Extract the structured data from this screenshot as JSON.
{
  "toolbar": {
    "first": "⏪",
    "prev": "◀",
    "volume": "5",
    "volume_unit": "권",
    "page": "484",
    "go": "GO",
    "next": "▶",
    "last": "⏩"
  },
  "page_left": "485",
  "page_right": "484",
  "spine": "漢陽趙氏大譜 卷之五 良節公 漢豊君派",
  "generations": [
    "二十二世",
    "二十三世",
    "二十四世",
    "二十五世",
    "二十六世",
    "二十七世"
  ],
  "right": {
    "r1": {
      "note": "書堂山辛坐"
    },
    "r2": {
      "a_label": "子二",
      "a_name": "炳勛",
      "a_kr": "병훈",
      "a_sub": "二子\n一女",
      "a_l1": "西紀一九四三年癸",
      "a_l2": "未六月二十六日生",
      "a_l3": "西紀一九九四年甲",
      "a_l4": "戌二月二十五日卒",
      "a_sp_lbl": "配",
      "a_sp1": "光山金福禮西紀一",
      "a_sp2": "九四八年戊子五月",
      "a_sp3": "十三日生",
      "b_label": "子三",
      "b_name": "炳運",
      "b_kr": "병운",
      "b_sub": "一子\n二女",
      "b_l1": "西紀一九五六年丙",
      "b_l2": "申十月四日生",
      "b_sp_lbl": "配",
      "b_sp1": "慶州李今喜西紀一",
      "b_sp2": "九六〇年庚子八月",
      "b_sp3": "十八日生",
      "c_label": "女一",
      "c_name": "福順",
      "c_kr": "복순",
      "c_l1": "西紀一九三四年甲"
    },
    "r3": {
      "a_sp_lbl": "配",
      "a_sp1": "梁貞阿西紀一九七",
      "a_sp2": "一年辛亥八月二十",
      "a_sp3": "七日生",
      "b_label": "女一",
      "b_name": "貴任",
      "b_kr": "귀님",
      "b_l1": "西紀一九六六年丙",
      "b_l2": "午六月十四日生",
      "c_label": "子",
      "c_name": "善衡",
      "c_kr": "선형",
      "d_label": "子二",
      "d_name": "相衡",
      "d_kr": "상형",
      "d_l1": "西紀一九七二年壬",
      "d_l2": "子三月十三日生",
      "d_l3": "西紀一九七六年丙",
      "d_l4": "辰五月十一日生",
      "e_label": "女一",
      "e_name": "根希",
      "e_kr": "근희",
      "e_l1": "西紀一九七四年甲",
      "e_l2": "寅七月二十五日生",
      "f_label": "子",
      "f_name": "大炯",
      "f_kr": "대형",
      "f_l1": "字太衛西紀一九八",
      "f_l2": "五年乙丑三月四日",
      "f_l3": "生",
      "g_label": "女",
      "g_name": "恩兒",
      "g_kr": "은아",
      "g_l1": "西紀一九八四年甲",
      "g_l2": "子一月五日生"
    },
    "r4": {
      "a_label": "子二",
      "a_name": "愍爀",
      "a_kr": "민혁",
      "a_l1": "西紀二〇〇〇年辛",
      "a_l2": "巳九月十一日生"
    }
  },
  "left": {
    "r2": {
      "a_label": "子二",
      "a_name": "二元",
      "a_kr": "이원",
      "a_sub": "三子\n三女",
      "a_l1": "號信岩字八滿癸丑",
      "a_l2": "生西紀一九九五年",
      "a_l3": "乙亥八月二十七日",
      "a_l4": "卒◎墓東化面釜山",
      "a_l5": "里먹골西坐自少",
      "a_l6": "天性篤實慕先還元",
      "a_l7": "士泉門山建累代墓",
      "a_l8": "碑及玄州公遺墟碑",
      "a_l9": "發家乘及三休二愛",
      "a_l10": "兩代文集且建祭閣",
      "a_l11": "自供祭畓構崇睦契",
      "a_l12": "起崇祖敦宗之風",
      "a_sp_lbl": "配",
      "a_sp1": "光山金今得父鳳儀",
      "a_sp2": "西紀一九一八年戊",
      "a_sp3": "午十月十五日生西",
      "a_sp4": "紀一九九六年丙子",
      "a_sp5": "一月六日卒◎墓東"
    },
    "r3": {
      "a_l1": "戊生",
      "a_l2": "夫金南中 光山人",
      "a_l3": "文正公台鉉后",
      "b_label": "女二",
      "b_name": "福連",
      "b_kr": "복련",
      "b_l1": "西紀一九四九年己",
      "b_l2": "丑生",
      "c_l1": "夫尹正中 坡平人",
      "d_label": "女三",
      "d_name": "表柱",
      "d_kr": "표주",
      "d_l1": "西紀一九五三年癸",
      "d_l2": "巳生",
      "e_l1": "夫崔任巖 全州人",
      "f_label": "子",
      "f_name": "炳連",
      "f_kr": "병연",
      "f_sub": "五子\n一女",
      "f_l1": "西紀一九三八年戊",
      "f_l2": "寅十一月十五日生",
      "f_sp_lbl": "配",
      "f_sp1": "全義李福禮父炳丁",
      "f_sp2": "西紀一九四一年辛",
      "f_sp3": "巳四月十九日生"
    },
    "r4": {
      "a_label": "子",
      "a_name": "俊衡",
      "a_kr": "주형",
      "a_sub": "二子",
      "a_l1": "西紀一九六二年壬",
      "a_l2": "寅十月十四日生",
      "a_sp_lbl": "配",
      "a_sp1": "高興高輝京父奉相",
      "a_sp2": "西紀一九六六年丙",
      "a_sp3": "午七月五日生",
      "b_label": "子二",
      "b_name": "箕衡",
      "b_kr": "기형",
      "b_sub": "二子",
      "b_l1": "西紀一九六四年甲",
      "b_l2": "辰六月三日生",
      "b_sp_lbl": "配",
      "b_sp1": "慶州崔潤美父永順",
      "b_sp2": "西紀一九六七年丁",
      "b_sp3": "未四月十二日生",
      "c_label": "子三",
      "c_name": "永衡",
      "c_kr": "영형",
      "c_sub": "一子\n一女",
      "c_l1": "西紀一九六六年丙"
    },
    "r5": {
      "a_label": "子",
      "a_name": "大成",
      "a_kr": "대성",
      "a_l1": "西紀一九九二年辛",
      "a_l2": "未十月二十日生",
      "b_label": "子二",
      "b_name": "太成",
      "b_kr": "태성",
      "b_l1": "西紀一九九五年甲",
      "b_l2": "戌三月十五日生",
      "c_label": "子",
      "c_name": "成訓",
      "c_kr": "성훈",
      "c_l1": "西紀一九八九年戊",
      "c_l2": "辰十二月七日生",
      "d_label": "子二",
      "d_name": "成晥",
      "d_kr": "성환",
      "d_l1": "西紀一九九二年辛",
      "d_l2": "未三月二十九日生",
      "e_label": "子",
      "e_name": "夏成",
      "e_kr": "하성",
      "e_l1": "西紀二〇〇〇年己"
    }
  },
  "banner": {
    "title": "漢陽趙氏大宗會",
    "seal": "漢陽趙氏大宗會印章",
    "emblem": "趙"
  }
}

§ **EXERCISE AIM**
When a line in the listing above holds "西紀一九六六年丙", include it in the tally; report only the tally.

§ **THE ANSWER**
3